It begins immediately. “Mrs. Stein?” They ask at the hotel. And there’s no point in giggling and being coy and saying, “Wow! That sounds weird!” because, well, they don’t care. It’s like a crash course, or some kind of super-accelerated basic training.

Then it comes thick and fast. “My husband’s just behind me!” you breathlessly tell a gate agent so she’ll let him on a plane.

“My husband will be joining me shortly.”

“Did my husband already settle up?”

“Yes, that’s my husband’s bag.”

“My wife has a tick on her leg. Do you have a matchbook?”

“Oh, I just have a tick on my leg—I’m waiting for my husband to burn its head.”

“The match didn’t work. My wife still has a tick on her leg—what do you recommend?”

“Yes, I’m the one with the tick. We accidentally killed the tick with the matches and the VapoRub, but then my husband pulled it out with tweezers. Thank you, I’ll look out for the bull’s-eye.”

Soon, it becomes—if not natural, at least easy. In point of fact it is easier: one never felt a plane would wait for a mere boyfriend, or a friend, let alone a fiancé. (I hope they’d leave a fiancé behind on principle, gnashing his stupid fiancé teeth.) But now! Now a city clerk has spent thirty seconds solemnizing our union and what happens if he doesn’t make that plane?! Anarchy, that’s what.

“I’ll hold the gate,” the agent says.

The tick head embedded in your thigh does a dignified victory dance. It has never been on a plane.

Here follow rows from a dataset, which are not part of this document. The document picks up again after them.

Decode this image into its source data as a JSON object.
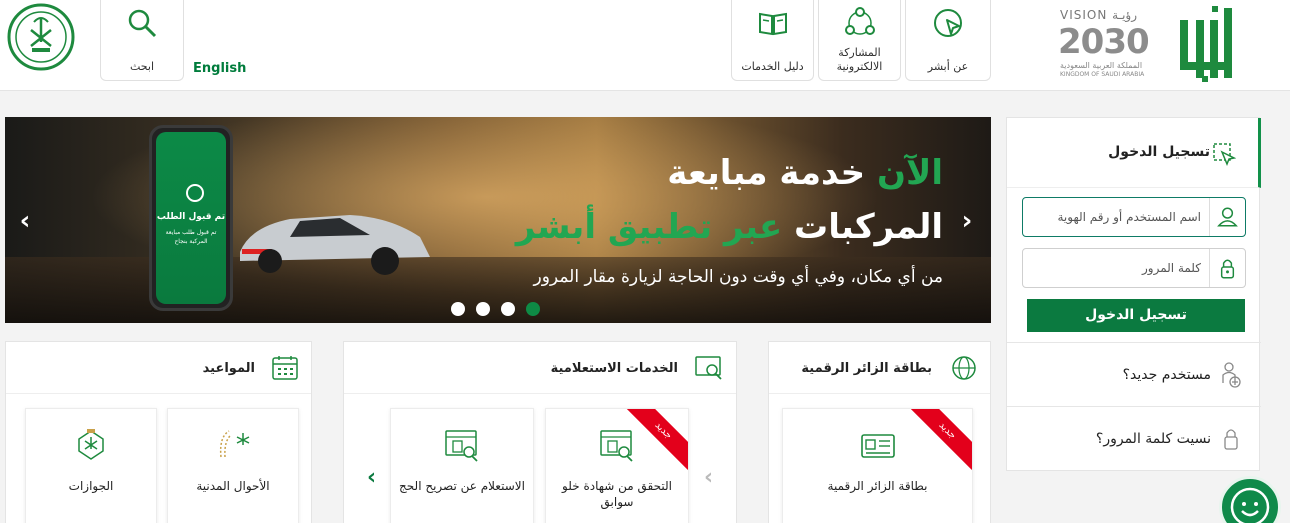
{
  "header": {
    "nav": [
      {
        "label": "عن أبشر",
        "icon": "cursor-circle-icon"
      },
      {
        "label": "المشاركة الالكترونية",
        "icon": "network-icon"
      },
      {
        "label": "دليل الخدمات",
        "icon": "book-icon"
      }
    ],
    "search_label": "ابحث",
    "language_label": "English",
    "vision": {
      "top": "VISION رؤيـة",
      "num": "2030",
      "ar": "المملكة العربية السعودية",
      "en": "KINGDOM OF SAUDI ARABIA"
    }
  },
  "banner": {
    "title_line1_green": "الآن",
    "title_line1_white": "خدمة مبايعة",
    "title_line2_white": "المركبات",
    "title_line2_green": "عبر تطبيق أبشر",
    "subtitle": "من أي مكان، وفي أي وقت دون الحاجة لزيارة مقار المرور",
    "phone_title": "تم قبول الطلب",
    "phone_text": "تم قبول طلب مبايعة المركبة بنجاح",
    "active_slide": 1,
    "slides": 4
  },
  "login": {
    "title": "تسجيل الدخول",
    "username_placeholder": "اسم المستخدم أو رقم الهوية",
    "password_placeholder": "كلمة المرور",
    "submit": "تسجيل الدخول",
    "new_user": "مستخدم جديد؟",
    "forgot": "نسيت كلمة المرور؟"
  },
  "cards": {
    "visitor": {
      "title": "بطاقة الزائر الرقمية",
      "tiles": [
        {
          "label": "بطاقة الزائر الرقمية",
          "badge": "جديد"
        }
      ]
    },
    "inquiry": {
      "title": "الخدمات الاستعلامية",
      "tiles": [
        {
          "label": "التحقق من شهادة خلو سوابق",
          "badge": "جديد"
        },
        {
          "label": "الاستعلام عن تصريح الحج",
          "badge": ""
        }
      ]
    },
    "appointments": {
      "title": "المواعيد",
      "tiles": [
        {
          "label": "الأحوال المدنية",
          "logo_text": "الأحوال المدنية"
        },
        {
          "label": "الجوازات"
        }
      ]
    }
  },
  "colors": {
    "brand": "#0b7a40",
    "accent": "#22a652",
    "badge": "#e3001b"
  }
}
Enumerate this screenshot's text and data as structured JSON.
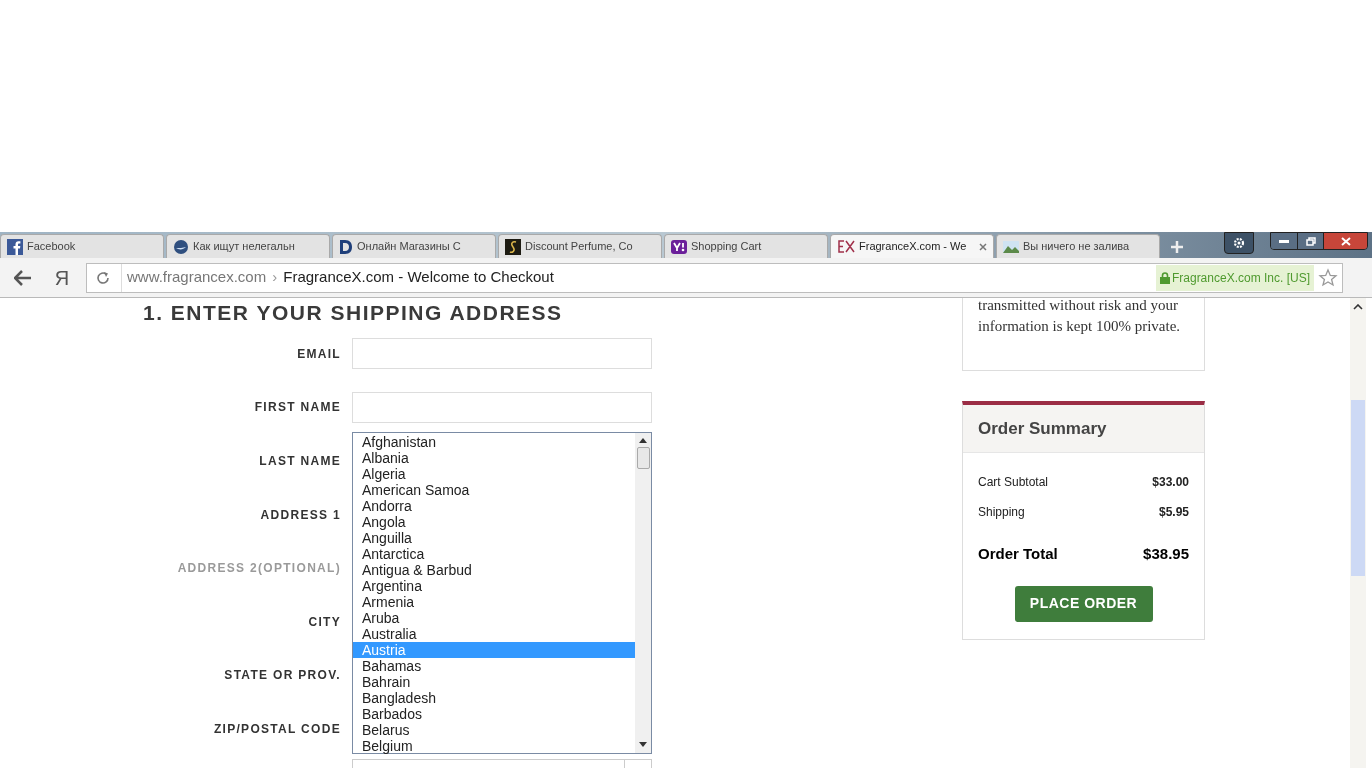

Sadie Stein is contributing editor of The Paris Review, and the Daily’s correspondent.